*** Source records ***

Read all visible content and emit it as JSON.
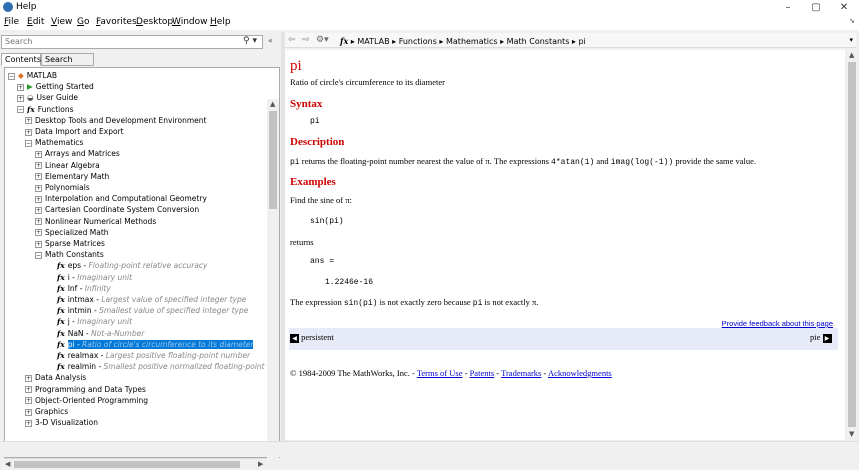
{
  "window": {
    "title": "Help",
    "minimize": "–",
    "maximize": "▢",
    "close": "✕"
  },
  "menu": [
    "File",
    "Edit",
    "View",
    "Go",
    "Favorites",
    "Desktop",
    "Window",
    "Help"
  ],
  "search": {
    "placeholder": "Search",
    "collapse": "«"
  },
  "tabs": [
    "Contents",
    "Search Results"
  ],
  "tree": [
    {
      "level": 0,
      "exp": "⊟",
      "icon": "matlab",
      "label": "MATLAB"
    },
    {
      "level": 1,
      "exp": "⊞",
      "icon": "play",
      "label": "Getting Started"
    },
    {
      "level": 1,
      "exp": "⊞",
      "icon": "book",
      "label": "User Guide"
    },
    {
      "level": 1,
      "exp": "⊟",
      "icon": "fx",
      "label": "Functions"
    },
    {
      "level": 2,
      "exp": "⊞",
      "label": "Desktop Tools and Development Environment"
    },
    {
      "level": 2,
      "exp": "⊞",
      "label": "Data Import and Export"
    },
    {
      "level": 2,
      "exp": "⊟",
      "label": "Mathematics"
    },
    {
      "level": 3,
      "exp": "⊞",
      "label": "Arrays and Matrices"
    },
    {
      "level": 3,
      "exp": "⊞",
      "label": "Linear Algebra"
    },
    {
      "level": 3,
      "exp": "⊞",
      "label": "Elementary Math"
    },
    {
      "level": 3,
      "exp": "⊞",
      "label": "Polynomials"
    },
    {
      "level": 3,
      "exp": "⊞",
      "label": "Interpolation and Computational Geometry"
    },
    {
      "level": 3,
      "exp": "⊞",
      "label": "Cartesian Coordinate System Conversion"
    },
    {
      "level": 3,
      "exp": "⊞",
      "label": "Nonlinear Numerical Methods"
    },
    {
      "level": 3,
      "exp": "⊞",
      "label": "Specialized Math"
    },
    {
      "level": 3,
      "exp": "⊞",
      "label": "Sparse Matrices"
    },
    {
      "level": 3,
      "exp": "⊟",
      "label": "Math Constants"
    },
    {
      "level": 4,
      "fx": true,
      "label": "eps",
      "desc": "Floating-point relative accuracy"
    },
    {
      "level": 4,
      "fx": true,
      "label": "i",
      "desc": "Imaginary unit"
    },
    {
      "level": 4,
      "fx": true,
      "label": "Inf",
      "desc": "Infinity"
    },
    {
      "level": 4,
      "fx": true,
      "label": "intmax",
      "desc": "Largest value of specified integer type"
    },
    {
      "level": 4,
      "fx": true,
      "label": "intmin",
      "desc": "Smallest value of specified integer type"
    },
    {
      "level": 4,
      "fx": true,
      "label": "j",
      "desc": "Imaginary unit"
    },
    {
      "level": 4,
      "fx": true,
      "label": "NaN",
      "desc": "Not-a-Number"
    },
    {
      "level": 4,
      "fx": true,
      "label": "pi",
      "desc": "Ratio of circle's circumference to its diameter",
      "selected": true
    },
    {
      "level": 4,
      "fx": true,
      "label": "realmax",
      "desc": "Largest positive floating-point number"
    },
    {
      "level": 4,
      "fx": true,
      "label": "realmin",
      "desc": "Smallest positive normalized floating-point numb"
    },
    {
      "level": 2,
      "exp": "⊞",
      "label": "Data Analysis"
    },
    {
      "level": 2,
      "exp": "⊞",
      "label": "Programming and Data Types"
    },
    {
      "level": 2,
      "exp": "⊞",
      "label": "Object-Oriented Programming"
    },
    {
      "level": 2,
      "exp": "⊞",
      "label": "Graphics"
    },
    {
      "level": 2,
      "exp": "⊞",
      "label": "3-D Visualization"
    }
  ],
  "breadcrumb": [
    "fx",
    "MATLAB",
    "Functions",
    "Mathematics",
    "Math Constants",
    "pi"
  ],
  "doc": {
    "title": "pi",
    "subtitle": "Ratio of circle's circumference to its diameter",
    "syntax_h": "Syntax",
    "syntax_code": "pi",
    "desc_h": "Description",
    "desc_a": "pi",
    "desc_b": " returns the floating-point number nearest the value of π. The expressions ",
    "desc_c": "4*atan(1)",
    "desc_d": " and ",
    "desc_e": "imag(log(-1))",
    "desc_f": " provide the same value.",
    "ex_h": "Examples",
    "ex_text": "Find the sine of π:",
    "ex_code": "sin(pi)",
    "returns": "returns",
    "ans": "ans =",
    "ans_val": "1.2246e-16",
    "note_a": "The expression ",
    "note_b": "sin(pi)",
    "note_c": " is not exactly zero because ",
    "note_d": "pi",
    "note_e": " is not exactly π.",
    "feedback": "Provide feedback about this page",
    "prev": "persistent",
    "next": "pie",
    "copyright": "© 1984-2009 The MathWorks, Inc. - ",
    "links": [
      "Terms of Use",
      "Patents",
      "Trademarks",
      "Acknowledgments"
    ]
  }
}
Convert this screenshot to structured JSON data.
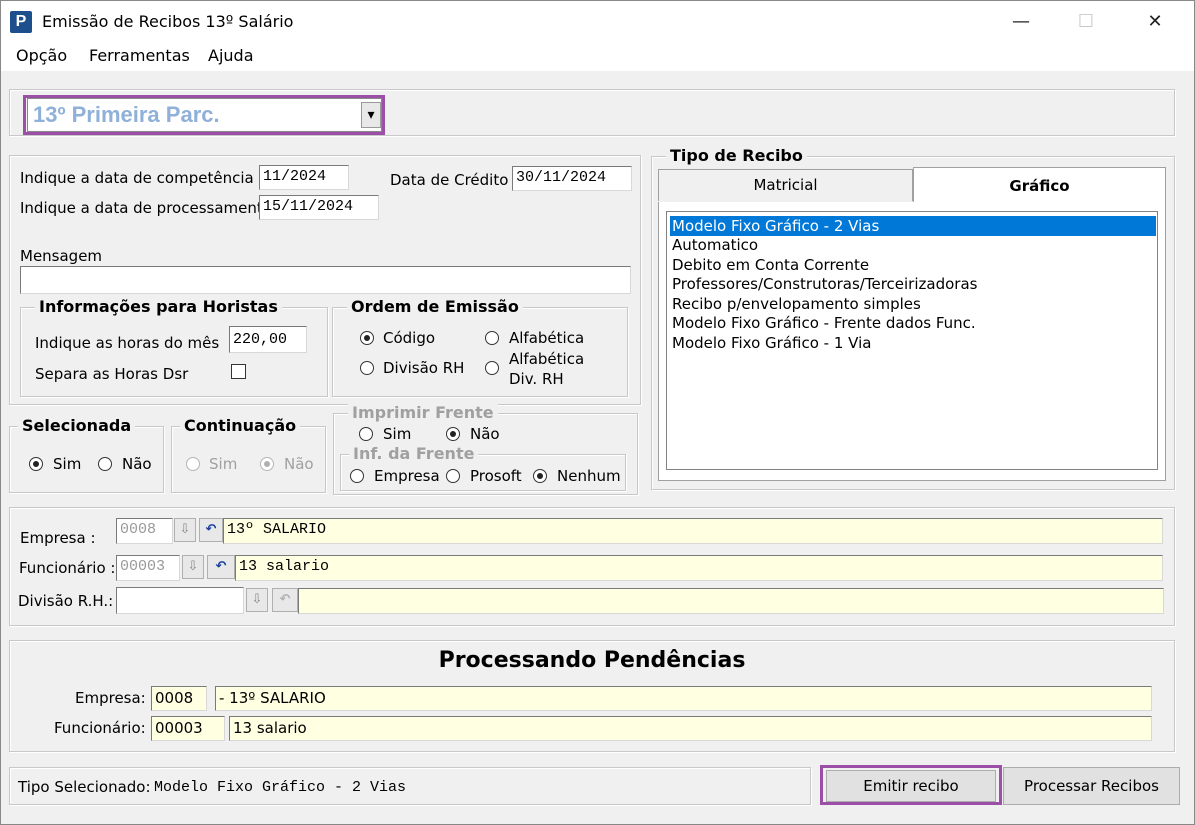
{
  "window": {
    "title": "Emissão de Recibos 13º Salário",
    "app_icon_letter": "P",
    "minimize": "—",
    "maximize": "☐",
    "close": "✕"
  },
  "menu": [
    "Opção",
    "Ferramentas",
    "Ajuda"
  ],
  "parcel_select": {
    "value": "13º Primeira Parc.",
    "arrow": "▾"
  },
  "dates": {
    "competencia_label": "Indique a data de competência",
    "competencia_value": "11/2024",
    "processamento_label": "Indique a data de processamento",
    "processamento_value": "15/11/2024",
    "credito_label": "Data de Crédito",
    "credito_value": "30/11/2024"
  },
  "mensagem": {
    "label": "Mensagem",
    "value": ""
  },
  "horistas": {
    "title": "Informações para Horistas",
    "horas_label": "Indique as horas do mês",
    "horas_value": "220,00",
    "separa_label": "Separa as Horas Dsr"
  },
  "ordem": {
    "title": "Ordem de Emissão",
    "codigo": "Código",
    "alfabetica": "Alfabética",
    "divisao": "Divisão RH",
    "alfabetica_div_1": "Alfabética",
    "alfabetica_div_2": "Div.  RH"
  },
  "selecionada": {
    "title": "Selecionada",
    "sim": "Sim",
    "nao": "Não"
  },
  "continuacao": {
    "title": "Continuação",
    "sim": "Sim",
    "nao": "Não"
  },
  "imprimir_frente": {
    "title": "Imprimir Frente",
    "sim": "Sim",
    "nao": "Não",
    "inf_title": "Inf. da Frente",
    "empresa": "Empresa",
    "prosoft": "Prosoft",
    "nenhum": "Nenhum"
  },
  "tipo_recibo": {
    "title": "Tipo de Recibo",
    "tab_matricial": "Matricial",
    "tab_grafico": "Gráfico",
    "items": [
      "Modelo Fixo Gráfico - 2 Vias",
      "Automatico",
      "Debito em Conta Corrente",
      "Professores/Construtoras/Terceirizadoras",
      "Recibo p/envelopamento simples",
      "Modelo Fixo Gráfico - Frente dados Func.",
      "Modelo Fixo Gráfico - 1 Via"
    ]
  },
  "selecao": {
    "empresa_label": "Empresa :",
    "empresa_code": "0008",
    "empresa_name": "13º SALARIO",
    "funcionario_label": "Funcionário :",
    "funcionario_code": "00003",
    "funcionario_name": "13 salario",
    "divisao_label": "Divisão R.H.:",
    "divisao_code": "",
    "divisao_name": "",
    "lookup_icon": "⇩",
    "undo_icon": "↶"
  },
  "pendencias": {
    "title": "Processando Pendências",
    "empresa_label": "Empresa:",
    "empresa_code": "0008",
    "empresa_name": "- 13º SALARIO",
    "funcionario_label": "Funcionário:",
    "funcionario_code": "00003",
    "funcionario_name": "13 salario"
  },
  "status": {
    "label": "Tipo Selecionado:",
    "value": "Modelo Fixo Gráfico - 2 Vias"
  },
  "buttons": {
    "emitir": "Emitir recibo",
    "processar": "Processar Recibos"
  },
  "colors": {
    "highlight": "#9b4fa7",
    "selection": "#0078d7",
    "parcel_text": "#8fb0d8",
    "field_yellow": "#ffffe1"
  }
}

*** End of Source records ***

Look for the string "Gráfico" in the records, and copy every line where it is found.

### Exercise solution
    "tab_grafico": "Gráfico",
      "Modelo Fixo Gráfico - 2 Vias",
      "Modelo Fixo Gráfico - Frente dados Func.",
      "Modelo Fixo Gráfico - 1 Via"
    "value": "Modelo Fixo Gráfico - 2 Vias"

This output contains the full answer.